Water Those ‘Maters!
You’ve planted your tomatoes and are eagerly waiting to see them grow so you can add them to salads, burgers, and other tasty dishes. To ensure you get the best fruit, follow these tomato watering tips.
In the Garden
Early in the growing season, you’ll want to water your tomato plants early in the morning. As the summer temperatures increase, you may want to water your plants twice a day. Tomatoes planted in the garden generally need 1 – 2 inches of water a week.
Tomatoes that are planted in containers need more than those planted in the garden. Water evaporates a lot faster in containers as the soil heats up. A good rule of thumb for container tomatoes is to water them until water comes out of the bottom of the pot. As with garden tomatoes, it’s better to water the plants early in the morning. If the soil feels dry about an inch below the surface, water that bad boy again.
Mulch It Up
Adding a layer of organic mulch can also help reduce evaporation. This will keep the water where it’s needed which is keeping your maters nice and hydrated.
Visit our blog for some more plant tips and tricks!
Tip Top Tomatoes
Tomatoes are a vegetable garden staple. Grow gloriously red and ripe tomatoes this summer by following these tips!
Loads of Sun
Plant your maters in the sunniest spot in your garden. Tomatoes soak up loads up sunshine and need about seven hours of the stuff each day. When planting multiple plants, space the plants about 48 inches apart to allow light to reach the lower part of your plants. This will also improve air flow.

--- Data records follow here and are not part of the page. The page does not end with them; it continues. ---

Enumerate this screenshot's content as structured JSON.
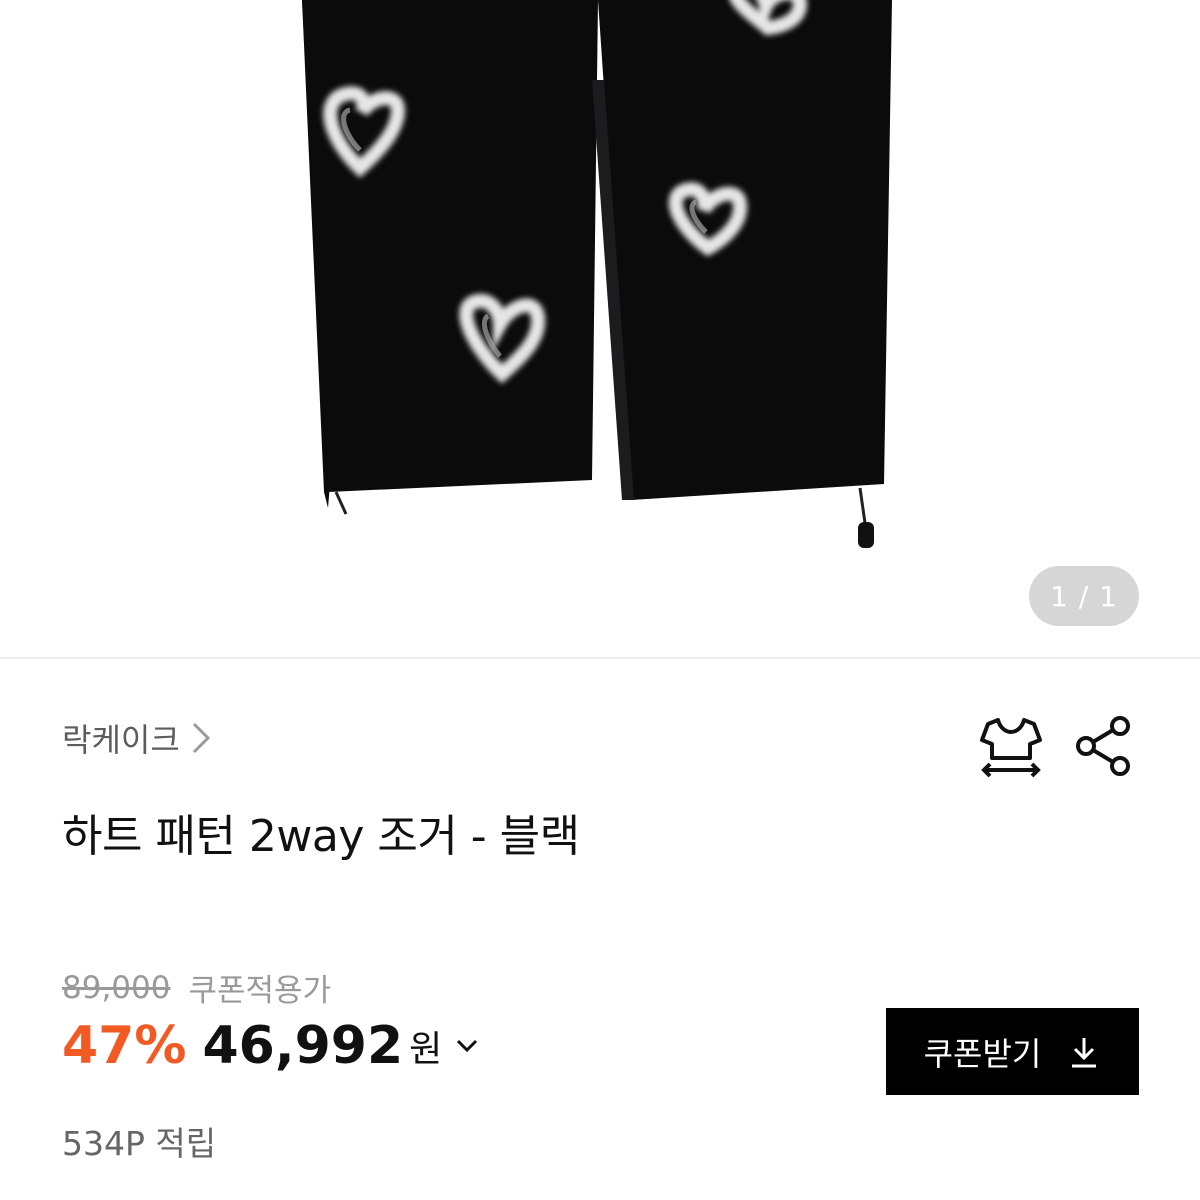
{
  "gallery": {
    "page_indicator": "1 / 1",
    "image_icon": "black-heart-pattern-jogger-pants-image"
  },
  "brand": {
    "name": "락케이크",
    "chevron_icon": "chevron-right-icon"
  },
  "actions": {
    "size_guide_icon": "tshirt-size-guide-icon",
    "share_icon": "share-icon"
  },
  "product": {
    "title": "하트 패턴 2way 조거 - 블랙"
  },
  "price": {
    "original": "89,000",
    "coupon_label": "쿠폰적용가",
    "discount_rate": "47%",
    "final": "46,992",
    "currency": "원",
    "dropdown_icon": "chevron-down-icon"
  },
  "coupon_button": {
    "label": "쿠폰받기",
    "icon": "download-icon"
  },
  "points": {
    "text": "534P 적립"
  },
  "colors": {
    "discount": "#f25a23",
    "button_bg": "#000000",
    "indicator_bg": "#d6d6d6",
    "muted_text": "#9a9a9a"
  }
}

Tomatoes dig rich, well-draining soil that is slightly acidic. Aim for a pH of 6.5 to 6.8. You can either use a soil tester at home or bring in a sample to your local garden center for a test. If you’ve got too much acidity, you can add dolomite lime. If the test results show that you have too much alkaline, you can add a little organic compost to your soil.

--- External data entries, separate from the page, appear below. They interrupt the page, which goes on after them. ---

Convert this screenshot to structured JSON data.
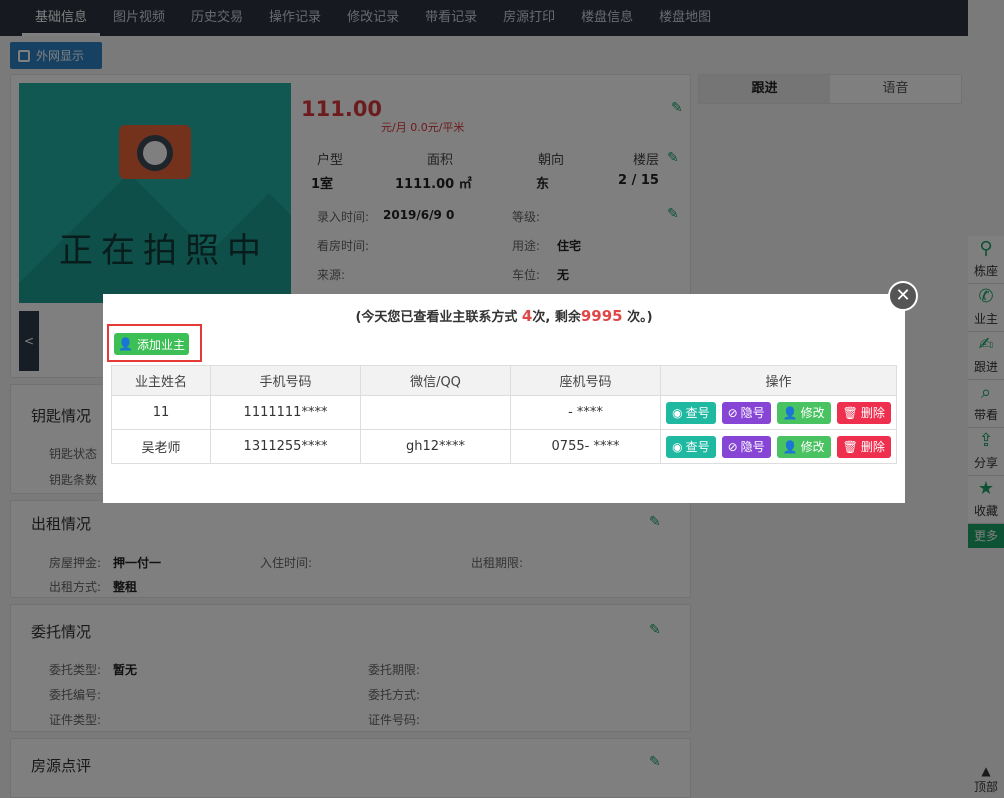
{
  "topnav": {
    "tabs": [
      "基础信息",
      "图片视频",
      "历史交易",
      "操作记录",
      "修改记录",
      "带看记录",
      "房源打印",
      "楼盘信息",
      "楼盘地图"
    ]
  },
  "ext_button": "外网显示",
  "listing": {
    "price": "111.00",
    "price_unit_a": "元/月",
    "price_unit_b": "0.0",
    "price_unit_c": "元/平米",
    "grid_labels": [
      "户型",
      "面积",
      "朝向",
      "楼层"
    ],
    "grid_values": [
      "1室",
      "1111.00 ㎡",
      "东",
      "2 / 15"
    ],
    "entry_time_label": "录入时间:",
    "entry_time_value": "2019/6/9 0",
    "grade_label": "等级:",
    "view_time_label": "看房时间:",
    "usage_label": "用途:",
    "usage_value": "住宅",
    "source_label": "来源:",
    "parking_label": "车位:",
    "parking_value": "无",
    "prev_arrow": "<"
  },
  "photo_text": "正在拍照中",
  "sections": {
    "key_title": "钥匙情况",
    "key_status": "钥匙状态",
    "key_count": "钥匙条数",
    "rent_title": "出租情况",
    "rent_deposit_label": "房屋押金:",
    "rent_deposit_value": "押一付一",
    "rent_checkin_label": "入住时间:",
    "rent_period_label": "出租期限:",
    "rent_mode_label": "出租方式:",
    "rent_mode_value": "整租",
    "entrust_title": "委托情况",
    "entrust_type_label": "委托类型:",
    "entrust_type_value": "暂无",
    "entrust_period_label": "委托期限:",
    "entrust_no_label": "委托编号:",
    "entrust_method_label": "委托方式:",
    "cert_type_label": "证件类型:",
    "cert_no_label": "证件号码:",
    "review_title": "房源点评"
  },
  "right_tabs": [
    "跟进",
    "语音"
  ],
  "sidebar": [
    "栋座",
    "业主",
    "跟进",
    "带看",
    "分享",
    "收藏"
  ],
  "sidebar_more": "更多",
  "sidebar_top": "顶部",
  "modal": {
    "notice_pre": "(今天您已查看业主联系方式 ",
    "viewed_count": "4",
    "notice_mid": "次, 剩余",
    "remaining_count": "9995",
    "notice_post": " 次。)",
    "add_owner": "添加业主",
    "columns": [
      "业主姓名",
      "手机号码",
      "微信/QQ",
      "座机号码",
      "操作"
    ],
    "rows": [
      {
        "name": "11",
        "mobile": "1111111****",
        "wechat": "",
        "landline": "- ****"
      },
      {
        "name": "吴老师",
        "mobile": "1311255****",
        "wechat": "gh12****",
        "landline": "0755- ****"
      }
    ],
    "actions": {
      "view": "查号",
      "hide": "隐号",
      "edit": "修改",
      "delete": "删除"
    },
    "close": "✕"
  },
  "colors": {
    "accent_green": "#1aa567",
    "price_red": "#d9383a",
    "view_teal": "#1fb8a1",
    "hide_purple": "#8745d6",
    "edit_green": "#49c361",
    "delete_red": "#ef2f4e",
    "highlight_red": "#e53935"
  }
}
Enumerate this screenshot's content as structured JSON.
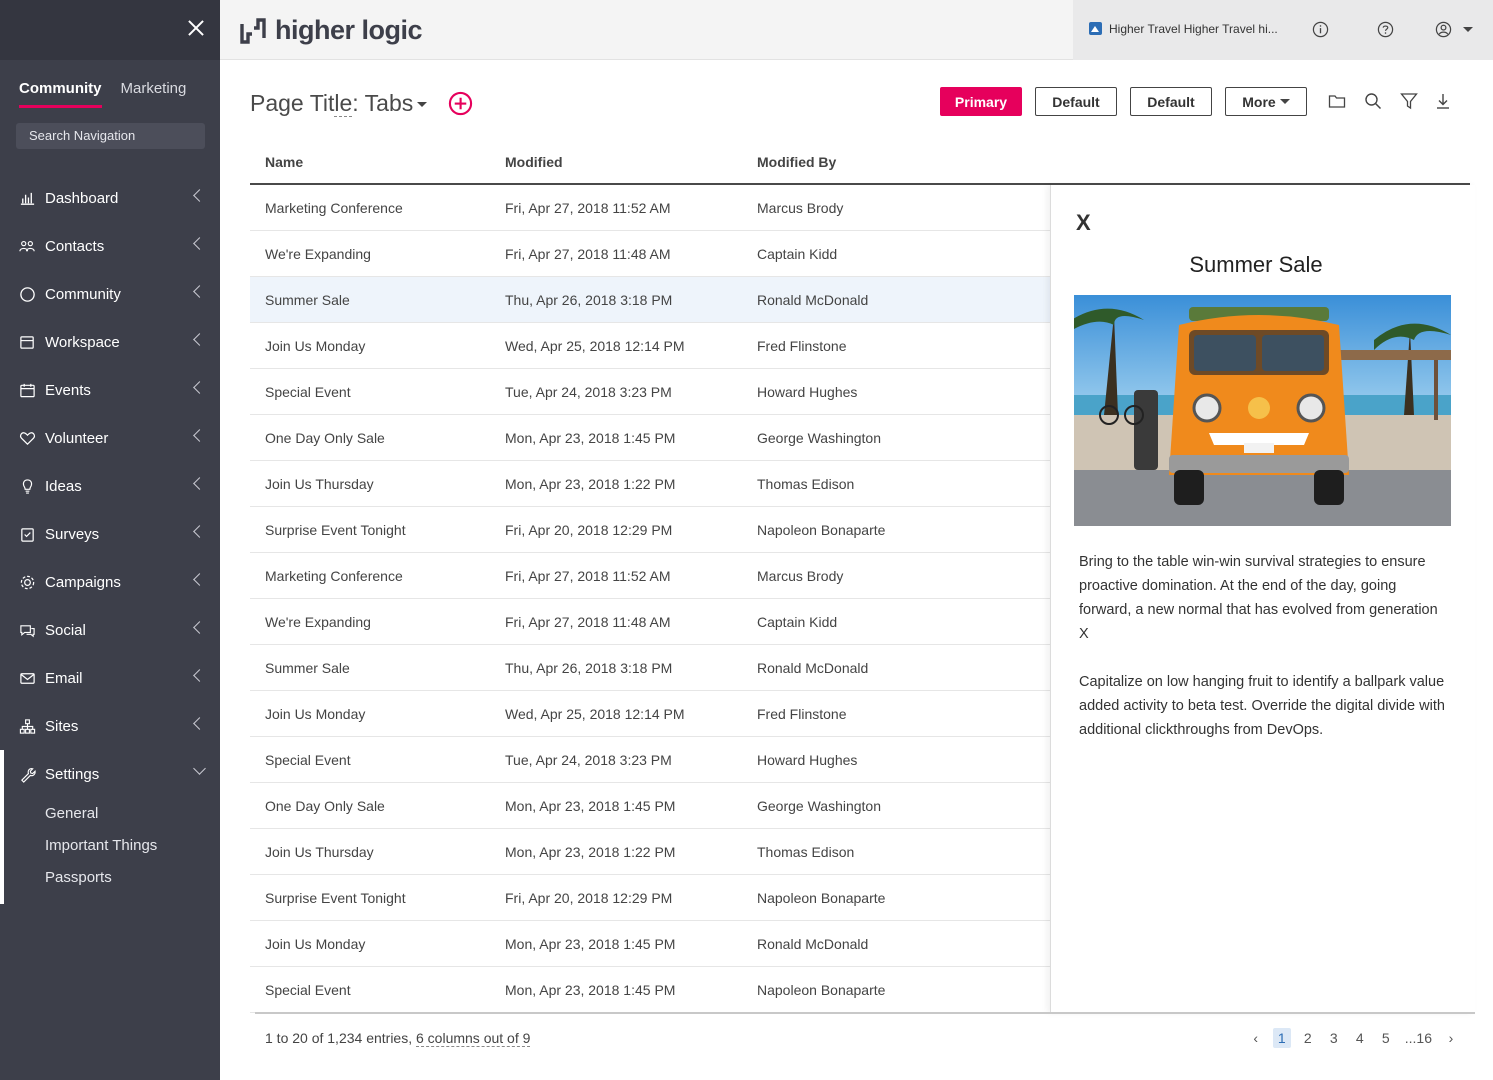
{
  "colors": {
    "accent": "#e6005c",
    "sidebar": "#3d3f4a",
    "selected_row": "#eef4fb"
  },
  "app": {
    "logo_text": "higher logic"
  },
  "account": {
    "name": "Higher Travel Higher Travel hi..."
  },
  "sidebar": {
    "tabs": [
      {
        "label": "Community"
      },
      {
        "label": "Marketing"
      }
    ],
    "search_placeholder": "Search Navigation",
    "items": [
      {
        "label": "Dashboard",
        "icon": "chart-icon"
      },
      {
        "label": "Contacts",
        "icon": "people-icon"
      },
      {
        "label": "Community",
        "icon": "circle-icon"
      },
      {
        "label": "Workspace",
        "icon": "folder-icon"
      },
      {
        "label": "Events",
        "icon": "calendar-icon"
      },
      {
        "label": "Volunteer",
        "icon": "heart-icon"
      },
      {
        "label": "Ideas",
        "icon": "lightbulb-icon"
      },
      {
        "label": "Surveys",
        "icon": "clipboard-icon"
      },
      {
        "label": "Campaigns",
        "icon": "gear-icon"
      },
      {
        "label": "Social",
        "icon": "chat-icon"
      },
      {
        "label": "Email",
        "icon": "envelope-icon"
      },
      {
        "label": "Sites",
        "icon": "sitemap-icon"
      },
      {
        "label": "Settings",
        "icon": "wrench-icon"
      }
    ],
    "settings_subitems": [
      "General",
      "Important Things",
      "Passports"
    ]
  },
  "page": {
    "title_prefix": "Page Tit",
    "title_dotted": "le",
    "title_suffix": ": Tabs",
    "buttons": {
      "primary": "Primary",
      "default1": "Default",
      "default2": "Default",
      "more": "More"
    }
  },
  "table": {
    "headers": {
      "name": "Name",
      "modified": "Modified",
      "modified_by": "Modified By"
    },
    "rows": [
      {
        "name": "Marketing Conference",
        "modified": "Fri, Apr 27, 2018 11:52 AM",
        "by": "Marcus Brody"
      },
      {
        "name": "We're Expanding",
        "modified": "Fri, Apr 27, 2018 11:48 AM",
        "by": "Captain Kidd"
      },
      {
        "name": "Summer Sale",
        "modified": "Thu, Apr 26, 2018 3:18 PM",
        "by": "Ronald McDonald"
      },
      {
        "name": "Join Us Monday",
        "modified": "Wed, Apr 25, 2018 12:14 PM",
        "by": "Fred Flinstone"
      },
      {
        "name": "Special Event",
        "modified": "Tue, Apr 24, 2018 3:23 PM",
        "by": "Howard Hughes"
      },
      {
        "name": "One Day Only Sale",
        "modified": "Mon, Apr 23, 2018 1:45 PM",
        "by": "George Washington"
      },
      {
        "name": "Join Us Thursday",
        "modified": "Mon, Apr 23, 2018 1:22 PM",
        "by": "Thomas Edison"
      },
      {
        "name": "Surprise Event Tonight",
        "modified": "Fri, Apr 20, 2018 12:29 PM",
        "by": "Napoleon Bonaparte"
      },
      {
        "name": "Marketing Conference",
        "modified": "Fri, Apr 27, 2018 11:52 AM",
        "by": "Marcus Brody"
      },
      {
        "name": "We're Expanding",
        "modified": "Fri, Apr 27, 2018 11:48 AM",
        "by": "Captain Kidd"
      },
      {
        "name": "Summer Sale",
        "modified": "Thu, Apr 26, 2018 3:18 PM",
        "by": "Ronald McDonald"
      },
      {
        "name": "Join Us Monday",
        "modified": "Wed, Apr 25, 2018 12:14 PM",
        "by": "Fred Flinstone"
      },
      {
        "name": "Special Event",
        "modified": "Tue, Apr 24, 2018 3:23 PM",
        "by": "Howard Hughes"
      },
      {
        "name": "One Day Only Sale",
        "modified": "Mon, Apr 23, 2018 1:45 PM",
        "by": "George Washington"
      },
      {
        "name": "Join Us Thursday",
        "modified": "Mon, Apr 23, 2018 1:22 PM",
        "by": "Thomas Edison"
      },
      {
        "name": "Surprise Event Tonight",
        "modified": "Fri, Apr 20, 2018 12:29 PM",
        "by": "Napoleon Bonaparte"
      },
      {
        "name": "Join Us Monday",
        "modified": "Mon, Apr 23, 2018 1:45 PM",
        "by": "Ronald McDonald"
      },
      {
        "name": "Special Event",
        "modified": "Mon, Apr 23, 2018 1:45 PM",
        "by": "Napoleon Bonaparte"
      }
    ],
    "selected_index": 2
  },
  "panel": {
    "close": "X",
    "title": "Summer Sale",
    "paragraph1": "Bring to the table win-win survival strategies to ensure proactive domination. At the end of the day, going forward, a new normal that has evolved from generation X",
    "paragraph2": "Capitalize on low hanging fruit to identify a ballpark value added activity to beta test. Override the digital divide with additional clickthroughs from DevOps."
  },
  "footer": {
    "entries_prefix": "1 to 20 of 1,234 entries, ",
    "entries_link": "6 columns out of 9",
    "pages": [
      "1",
      "2",
      "3",
      "4",
      "5",
      "...16"
    ],
    "current_page": "1"
  }
}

Bug Off Buddies
Placing companion plants like basil, onions, and garlic with your tomatoes can help ward off crop-damaging pets like nematodes. Moles also hate the pungent plant so…win-win.
Water and Mulch

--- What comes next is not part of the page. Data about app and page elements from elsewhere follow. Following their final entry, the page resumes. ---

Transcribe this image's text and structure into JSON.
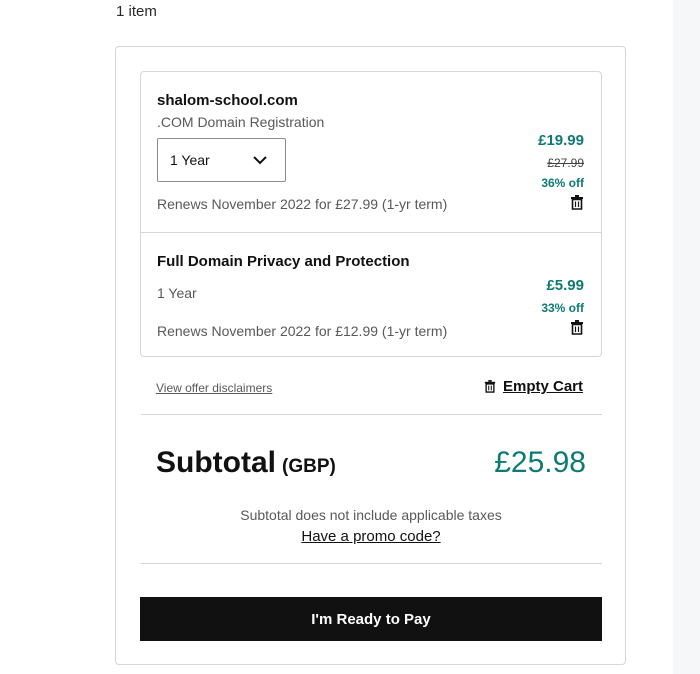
{
  "cart": {
    "item_count": "1 item",
    "items": [
      {
        "title": "shalom-school.com",
        "subtitle": ".COM Domain Registration",
        "term": "1 Year",
        "renews": "Renews November 2022 for £27.99 (1-yr term)",
        "price": "£19.99",
        "old_price": "£27.99",
        "discount": "36% off"
      },
      {
        "title": "Full Domain Privacy and Protection",
        "subtitle": "1 Year",
        "renews": "Renews November 2022 for £12.99 (1-yr term)",
        "price": "£5.99",
        "discount": "33% off"
      }
    ],
    "view_disclaimers": "View offer disclaimers",
    "empty_cart": "Empty Cart",
    "subtotal_label": "Subtotal",
    "subtotal_currency": "(GBP)",
    "subtotal_amount": "£25.98",
    "tax_note": "Subtotal does not include applicable taxes",
    "promo_link": "Have a promo code?",
    "pay_button": "I'm Ready to Pay"
  },
  "icons": {
    "term_dropdown": "chevron-down-icon",
    "remove_item": "trash-icon",
    "empty_cart": "trash-icon"
  },
  "colors": {
    "accent": "#0f7a74",
    "button_bg": "#111111",
    "border": "#d6d6d6"
  }
}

Tomatoes need about an inch of water a week. To help keep the moisture from evaporating in the summer heat, spread a layer of mulch (shredded bark, grass clippings, etc.) on top of your soil.
So Long Suckers!
To keep your tomato plant’s energy focused on growing fruit, you’ll need to prune off the suckers. Suckers are the little leaves that shoot out from the main stem. This will help promote air circulation and reduce the chance of diseases.
We’ve got loads of lovely tomato plants at the Greenhouse. Stop on by and pick up a few!
Fresh Pasta Sauce
Have you ever made spaghetti sauce from fresh tomatoes? The delicious aroma of tomatoes, garlic, and fresh herbs fills up the house, making everyone antsy for suppertime. Try this amazing recipe out!
- 6 cloves of garlic
- 1 small onion, chopped
- 12 Roma tomatoes
- ½ cup of fresh basil, chopped
- 1 tbsp fresh thyme, chopped
- 1 tbsp fresh oregano, chopped
- 1 tbsp of sugar (adjust to taste)
- 1 tsp of salt
- ½ tsp pepper
- 1 8 oz can of tomato sauce
- 1 tbsp butter
- 2 tbsp olive oil
Boil a pot of water and all Roma tomatoes, cooking for 3-4 minutes until the skins start to break open. Remove the tomatoes and put them in a bowl of ice water. Once cool, remove the tomato skins. Chop the stem area off of the tomatoes and toss.
Heat oil in a large pot. Add garlic and onion; saute for about 3 minutes until translucent. Add the tomatoes and cook for 5 minutes, stirring often. Cook another 10 minutes, using a masher to smoosh the tomatoes.
Once the tomatoes are broken down, add your tomato sauce, herbs, sugar, salt and pepper. Mash them for another 5 minutes. Reduce heat to medium low; add butter. Stir until well blended.
Serve with pasta of your choice and top with some freshly grated Parmesan. Yum!
Have you started your tomatoes yet? If not, stop by the Greenhouse and pick up a few varieties.
Death By Tomatoes
From salads to pizza, tomatoes are a popular ingredient in most cuisines. Native to the Americas, the tomato originated back to the early Aztecs around 700 A.D. It didn’t make its way to Europe until around the 16th century where it quickly became popular with the Southern Europeans. The British, on the other hand, believed the tomato was poisonous.
Tomatoes? Poisonous? Back in the 1500’s, dinnerware was make of pewter which contained a ton of lead. Foods that had a high acid content (i.e. tomatoes) caused the lead to leach out into the food which resulted in lead poisoning and, more often than not, death. Pretty interesting, no? The poor didn’t have any fancy plates and therefore had no issues whatsoever munching on tomatoes.
Thankfully, the tomato continued to grow in popularity and we now have oodles of varieties from heirloom to big ol’ beefsteak tomatoes. Stop on by the Greenhouse and pick up a few for your garden!